▸ TO DO
Copy every line in the listing that contains "time".

▸ GIVEN ENTRIES
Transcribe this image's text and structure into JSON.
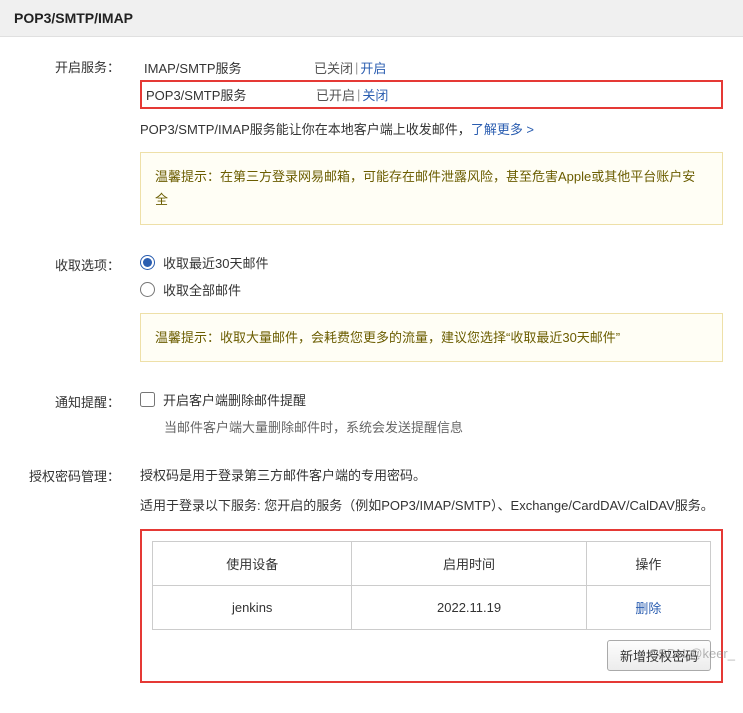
{
  "header": {
    "title": "POP3/SMTP/IMAP"
  },
  "services": {
    "label": "开启服务：",
    "rows": [
      {
        "name": "IMAP/SMTP服务",
        "status": "已关闭",
        "action": "开启"
      },
      {
        "name": "POP3/SMTP服务",
        "status": "已开启",
        "action": "关闭"
      }
    ],
    "desc_prefix": "POP3/SMTP/IMAP服务能让你在本地客户端上收发邮件，",
    "learn_more": "了解更多 >",
    "tip_label": "温馨提示：",
    "tip_text": "在第三方登录网易邮箱，可能存在邮件泄露风险，甚至危害Apple或其他平台账户安全"
  },
  "fetch": {
    "label": "收取选项：",
    "options": [
      {
        "label": "收取最近30天邮件",
        "checked": true
      },
      {
        "label": "收取全部邮件",
        "checked": false
      }
    ],
    "tip_label": "温馨提示：",
    "tip_text": "收取大量邮件，会耗费您更多的流量，建议您选择“收取最近30天邮件”"
  },
  "notify": {
    "label": "通知提醒：",
    "checkbox_label": "开启客户端删除邮件提醒",
    "sub_text": "当邮件客户端大量删除邮件时，系统会发送提醒信息"
  },
  "auth": {
    "label": "授权密码管理：",
    "desc1": "授权码是用于登录第三方邮件客户端的专用密码。",
    "desc2": "适用于登录以下服务: 您开启的服务（例如POP3/IMAP/SMTP）、Exchange/CardDAV/CalDAV服务。",
    "columns": {
      "device": "使用设备",
      "time": "启用时间",
      "action": "操作"
    },
    "rows": [
      {
        "device": "jenkins",
        "time": "2022.11.19",
        "action": "删除"
      }
    ],
    "add_btn": "新增授权密码"
  },
  "watermark": "CSDN @keer_"
}
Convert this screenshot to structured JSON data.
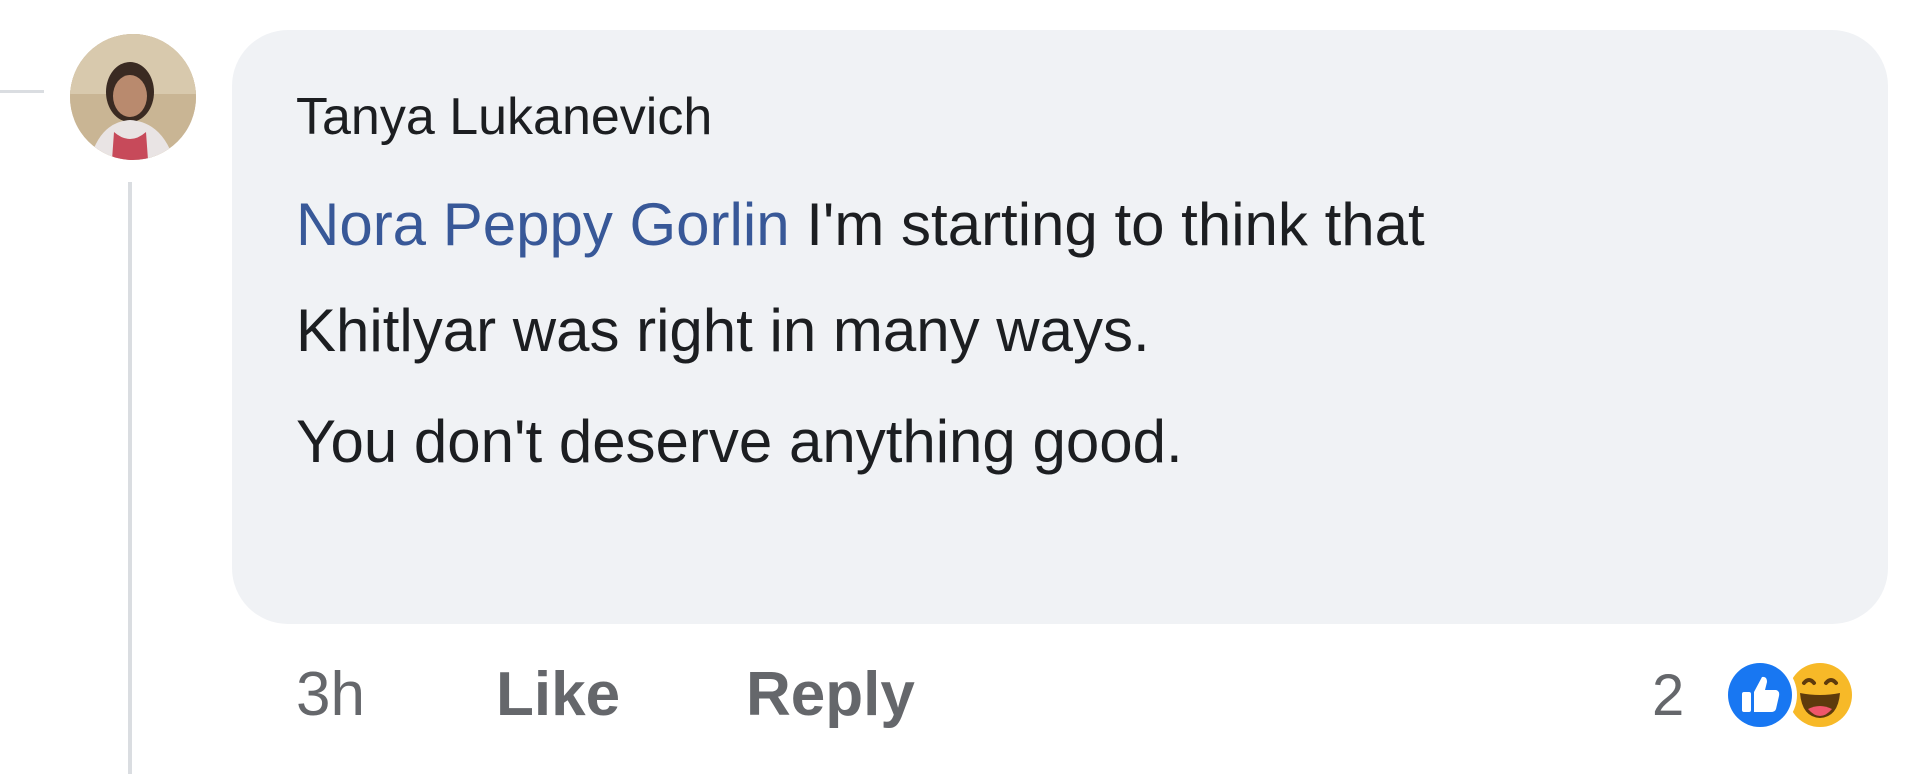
{
  "comment": {
    "author": "Tanya Lukanevich",
    "mention": "Nora Peppy Gorlin",
    "text_line1_rest": " I'm starting to think that",
    "text_line2": "Khitlyar was right in many ways.",
    "text_line3": "You don't deserve anything good."
  },
  "actions": {
    "time": "3h",
    "like_label": "Like",
    "reply_label": "Reply"
  },
  "reactions": {
    "count": "2",
    "icons": [
      "like-reaction-icon",
      "haha-reaction-icon"
    ]
  },
  "colors": {
    "bubble": "#f0f2f5",
    "mention": "#385898",
    "meta_text": "#65676b",
    "like_blue": "#1877f2",
    "haha_yellow": "#f7b928"
  }
}
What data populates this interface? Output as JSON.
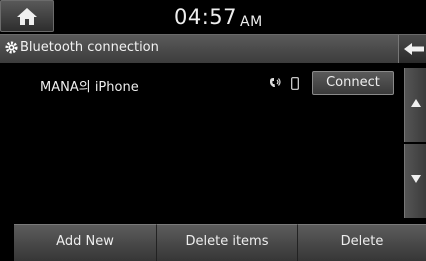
{
  "status": {
    "time": "04:57",
    "ampm": "AM"
  },
  "header": {
    "title": "Bluetooth connection"
  },
  "devices": [
    {
      "name": "MANA의 iPhone",
      "action_label": "Connect"
    }
  ],
  "footer": {
    "add_new": "Add New",
    "delete_items": "Delete items",
    "delete": "Delete"
  },
  "icons": {
    "home": "home-icon",
    "settings": "gear-icon",
    "back": "back-arrow-icon",
    "scroll_up": "triangle-up-icon",
    "scroll_down": "triangle-down-icon",
    "phone_link": "phone-audio-icon",
    "device": "phone-device-icon"
  }
}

▸ SOLUTION
      "time": "启用时间",
        "time": "2022.11.19",
    "time": "3h",
    "time": "04:57",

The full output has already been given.